I was 21 when I boarded a plane and flew more than 18,000 kilometres, away from everything I knew and everyone I loved.
I was 21 when I walked through the gates of Auckland Airport with a pillow in my arms and a teddy bear strapped to my backpack.
I was 21 when I innocently and naïvely ventured out on my own to do something amazing and terrifying.
I arrived home at 22 a new person, with a camera full of photos and a head full of stories.
Obviously I didn’t know Grace Millane – if you’d mentioned her name to me two weeks ago I would have given you a blank stare. But with her story spreading across the world over the last week or two, something about it has been bugging me.
It wasn’t that she had gone missing, or had been murdered – as tragic as those scenarios are – it was that I was Grace Millane three years ago.
I had always lived with my family in rural Auckland, I’d never spent more than two nights alone, and I had absolutely no life experience. I didn’t know anything about international transfers, how to avoid being pick-pocketed or what to do if someone tried to take me down a dark alley – I was completely naïve.
But traveling alone through Western Europe, Scandinavia and Russia, my biggest and most real concerns were having my passport stolen or losing my wallet. I was kitted up with all the gear – hidden money belts, RFID protector sleeves for my credit cards and passport, apps that converted currency and language, locks and keys and straps for my suitcases and insurance to protect me from injury, illness, and lost items. I took precautions to try and protect myself and my belongings.
At no point did I worry about being kidnapped, raped, murdered or harmed.
Maybe that’s my fault for being naïve and traveling alone, but maybe that just reflects my upbringing in a country where, if you are aware and careful, these things don’t naturally cross your mind.

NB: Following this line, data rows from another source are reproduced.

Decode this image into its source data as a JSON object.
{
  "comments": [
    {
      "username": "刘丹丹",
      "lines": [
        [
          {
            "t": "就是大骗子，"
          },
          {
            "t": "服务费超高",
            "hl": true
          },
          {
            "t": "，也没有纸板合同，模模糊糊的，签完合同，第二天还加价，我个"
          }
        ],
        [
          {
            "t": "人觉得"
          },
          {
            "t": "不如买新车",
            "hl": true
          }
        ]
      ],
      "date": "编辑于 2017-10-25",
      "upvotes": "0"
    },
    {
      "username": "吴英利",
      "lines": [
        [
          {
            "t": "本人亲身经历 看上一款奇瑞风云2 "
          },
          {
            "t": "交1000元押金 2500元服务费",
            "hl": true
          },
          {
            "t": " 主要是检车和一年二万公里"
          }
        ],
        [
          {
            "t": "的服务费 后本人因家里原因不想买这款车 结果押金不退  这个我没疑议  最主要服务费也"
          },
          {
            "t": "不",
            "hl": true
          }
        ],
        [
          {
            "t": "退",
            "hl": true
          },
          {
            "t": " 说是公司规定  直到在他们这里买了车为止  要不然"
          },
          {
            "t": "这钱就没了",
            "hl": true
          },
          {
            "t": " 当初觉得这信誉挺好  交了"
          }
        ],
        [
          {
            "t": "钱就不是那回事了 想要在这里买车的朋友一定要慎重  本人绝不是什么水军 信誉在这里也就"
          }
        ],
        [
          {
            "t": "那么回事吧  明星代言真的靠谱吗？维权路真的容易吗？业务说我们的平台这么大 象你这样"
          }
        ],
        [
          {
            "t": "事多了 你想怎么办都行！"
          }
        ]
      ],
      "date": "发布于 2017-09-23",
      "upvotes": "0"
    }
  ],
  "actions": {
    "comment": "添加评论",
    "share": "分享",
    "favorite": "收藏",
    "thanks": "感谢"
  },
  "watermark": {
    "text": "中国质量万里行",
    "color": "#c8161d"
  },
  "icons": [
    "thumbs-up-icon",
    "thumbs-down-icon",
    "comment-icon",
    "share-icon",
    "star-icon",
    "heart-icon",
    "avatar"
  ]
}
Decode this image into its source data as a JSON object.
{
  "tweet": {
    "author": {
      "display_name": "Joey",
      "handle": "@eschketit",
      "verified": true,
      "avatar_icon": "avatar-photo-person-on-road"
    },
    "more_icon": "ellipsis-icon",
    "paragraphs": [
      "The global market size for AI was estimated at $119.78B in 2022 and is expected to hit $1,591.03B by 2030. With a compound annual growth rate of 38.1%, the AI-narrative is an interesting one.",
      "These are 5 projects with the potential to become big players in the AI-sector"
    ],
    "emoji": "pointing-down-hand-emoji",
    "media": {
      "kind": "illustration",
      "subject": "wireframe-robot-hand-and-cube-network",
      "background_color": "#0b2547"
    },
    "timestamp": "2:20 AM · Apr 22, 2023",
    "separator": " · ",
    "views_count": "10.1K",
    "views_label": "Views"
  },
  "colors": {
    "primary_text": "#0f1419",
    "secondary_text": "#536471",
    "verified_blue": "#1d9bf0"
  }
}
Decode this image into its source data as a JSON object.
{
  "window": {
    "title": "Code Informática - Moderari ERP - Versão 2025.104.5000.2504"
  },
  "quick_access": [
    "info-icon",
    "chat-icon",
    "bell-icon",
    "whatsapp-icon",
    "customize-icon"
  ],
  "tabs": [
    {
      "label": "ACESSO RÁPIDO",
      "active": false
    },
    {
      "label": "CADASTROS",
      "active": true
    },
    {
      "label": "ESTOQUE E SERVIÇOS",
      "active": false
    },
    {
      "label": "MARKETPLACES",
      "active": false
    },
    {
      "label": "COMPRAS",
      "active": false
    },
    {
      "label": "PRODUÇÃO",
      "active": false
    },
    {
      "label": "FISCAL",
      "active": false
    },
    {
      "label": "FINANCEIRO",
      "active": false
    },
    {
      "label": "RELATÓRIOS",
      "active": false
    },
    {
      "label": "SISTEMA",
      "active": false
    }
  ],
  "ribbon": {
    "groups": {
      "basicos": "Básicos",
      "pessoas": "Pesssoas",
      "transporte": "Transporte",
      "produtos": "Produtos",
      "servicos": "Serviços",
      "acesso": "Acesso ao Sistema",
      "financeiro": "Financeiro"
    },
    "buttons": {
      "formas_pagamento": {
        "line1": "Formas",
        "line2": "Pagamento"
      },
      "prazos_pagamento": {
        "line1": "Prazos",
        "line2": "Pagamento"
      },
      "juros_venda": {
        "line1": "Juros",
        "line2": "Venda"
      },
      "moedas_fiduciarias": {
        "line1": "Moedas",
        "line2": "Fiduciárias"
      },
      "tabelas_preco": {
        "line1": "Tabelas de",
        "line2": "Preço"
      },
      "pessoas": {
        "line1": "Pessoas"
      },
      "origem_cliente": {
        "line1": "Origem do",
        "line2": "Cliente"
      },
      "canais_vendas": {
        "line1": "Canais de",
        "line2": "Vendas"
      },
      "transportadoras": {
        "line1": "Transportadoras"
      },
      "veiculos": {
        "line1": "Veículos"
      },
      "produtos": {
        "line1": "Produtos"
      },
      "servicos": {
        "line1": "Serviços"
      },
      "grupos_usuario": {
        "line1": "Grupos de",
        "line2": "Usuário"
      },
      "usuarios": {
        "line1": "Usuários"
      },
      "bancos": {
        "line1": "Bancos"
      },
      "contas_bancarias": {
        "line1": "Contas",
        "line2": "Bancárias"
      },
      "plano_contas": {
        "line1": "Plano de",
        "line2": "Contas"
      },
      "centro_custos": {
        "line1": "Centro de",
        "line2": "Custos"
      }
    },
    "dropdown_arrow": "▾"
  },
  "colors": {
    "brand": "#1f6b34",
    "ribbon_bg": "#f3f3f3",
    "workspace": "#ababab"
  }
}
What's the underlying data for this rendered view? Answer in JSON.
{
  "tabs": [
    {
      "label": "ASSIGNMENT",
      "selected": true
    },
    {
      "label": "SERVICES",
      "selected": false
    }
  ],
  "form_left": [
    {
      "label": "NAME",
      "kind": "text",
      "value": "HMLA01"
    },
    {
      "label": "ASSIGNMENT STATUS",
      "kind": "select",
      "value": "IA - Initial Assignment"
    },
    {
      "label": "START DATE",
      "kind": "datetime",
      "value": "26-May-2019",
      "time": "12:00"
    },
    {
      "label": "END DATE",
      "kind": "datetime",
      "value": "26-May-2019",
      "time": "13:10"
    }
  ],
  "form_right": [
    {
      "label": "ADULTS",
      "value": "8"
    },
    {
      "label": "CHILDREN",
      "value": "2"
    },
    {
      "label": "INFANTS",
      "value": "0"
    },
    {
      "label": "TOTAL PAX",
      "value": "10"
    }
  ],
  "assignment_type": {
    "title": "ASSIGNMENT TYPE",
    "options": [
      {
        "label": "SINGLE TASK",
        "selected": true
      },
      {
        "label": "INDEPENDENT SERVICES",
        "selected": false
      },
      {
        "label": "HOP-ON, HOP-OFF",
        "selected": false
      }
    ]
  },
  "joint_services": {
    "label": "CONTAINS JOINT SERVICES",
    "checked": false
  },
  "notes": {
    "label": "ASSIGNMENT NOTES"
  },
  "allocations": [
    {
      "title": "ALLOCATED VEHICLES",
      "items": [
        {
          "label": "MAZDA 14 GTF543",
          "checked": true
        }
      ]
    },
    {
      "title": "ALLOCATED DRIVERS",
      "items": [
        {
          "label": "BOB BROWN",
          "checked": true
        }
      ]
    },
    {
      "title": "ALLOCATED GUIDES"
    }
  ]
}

As Jacinda Ardern said, Grace should have been safe here and she wasn’t. I went from Auckland to London and had no issues, no worries and felt no danger. Grace came from Essex and died in Auckland, and that’s not fair.
I came home to my family with a suitcase filled with presents. I spent hours forcing them to sit down and listen to my stories and flick through my photos.
Grace and her family won’t have the same opportunity – sitting around listening to her stories, the nights she spent partying and socialising, the money she won (or lost) at the casino; she won’t see her friends and tell them about the cute boys she saw, or the exotic food she ate, or the gorgeous scenery she captured.
She won’t fill her Instagram with new art from her trip, her Facebook with amazing photos, or her journal with memories.
I celebrated my 22nd birthday in Helsinki, Finland.
I remember because I played Taylor Swift’s ‘22’ on repeat and I cried myself to sleep because I missed my family so much.
But even then, at no point did I consider that I might not make it home.
If she did meet her alleged killer through a dating app, who cares?
That doesn’t make it her fault, it doesn’t make it right for someone to murder her, and it shouldn’t matter.
It doesn’t make a difference how many Kiwis apologise to Grace’s family.
It doesn’t bring her back and it doesn’t change what happened. Adding my apology to the list only shows that I am sorry that Grace won’t make it home and that someone made a terrible decision.
But I am sorry that my country wasn’t able to protect Grace the same way her country protected me. I’m sorry that she wasn’t able to safely walk New Zealand’s streets the way I was able to safely walk along streets and through parks in London.
I’m sorry that one person has let down not only a family, but a nation, a world, and budding travellers en masse.
I know there are many, many more prolific writers and columnists writing about Grace at the moment, and many writers with more insight and wiser words than me, but I couldn’t ignore the parallels in our stories.
She should have been able to travel here safely, and leave here with memories, photos, souvenirs and stories.
I hope Grace’s story doesn’t put young women off traveling and seeing the world.
There are plenty of amazing, life-changing experiences I had when I packed my bags and travelled alone. I left as one person and I came back inspired, enlightened and full to the brim with wanderlust.
But I do hope it changes the conversations around solo travel. Women – and any traveller – should be aware of the dangers, and take measures to protect themselves, but everyone should also be able to help keep them safe. Nobody – man or woman – should have to feel unsafe traveling. And nobody – man or woman – should ever feel like they have the right to take a life.
As a worldwide community, and as a nation, we should be banding together and encouraging people to get out there. Don’t sit still and let the world pass you by.
To Grace, I know how much adrenaline would have been pumping in your veins when you boarded your plane. I know how excited you would have been, how you would have planned out what you were going to do in each city you visited, how you would have been enthusiastically sending photos back home to try and share these experiences with your family, how much you would have missed them and how you would have been so excited to get home and kiss your mum’s cheek, hug your dad and joke with your brother.
I know how nervous you would have been to leave everyone you love and everything you know to get out there, see the world and do something that matters. I was you in 2015, and today Facebook reminded me that I was packing my bags and getting ready to fly home this time three years ago.
Grace, I am truly sorry for what happened to you, but I also thank you for having the courage to travel solo.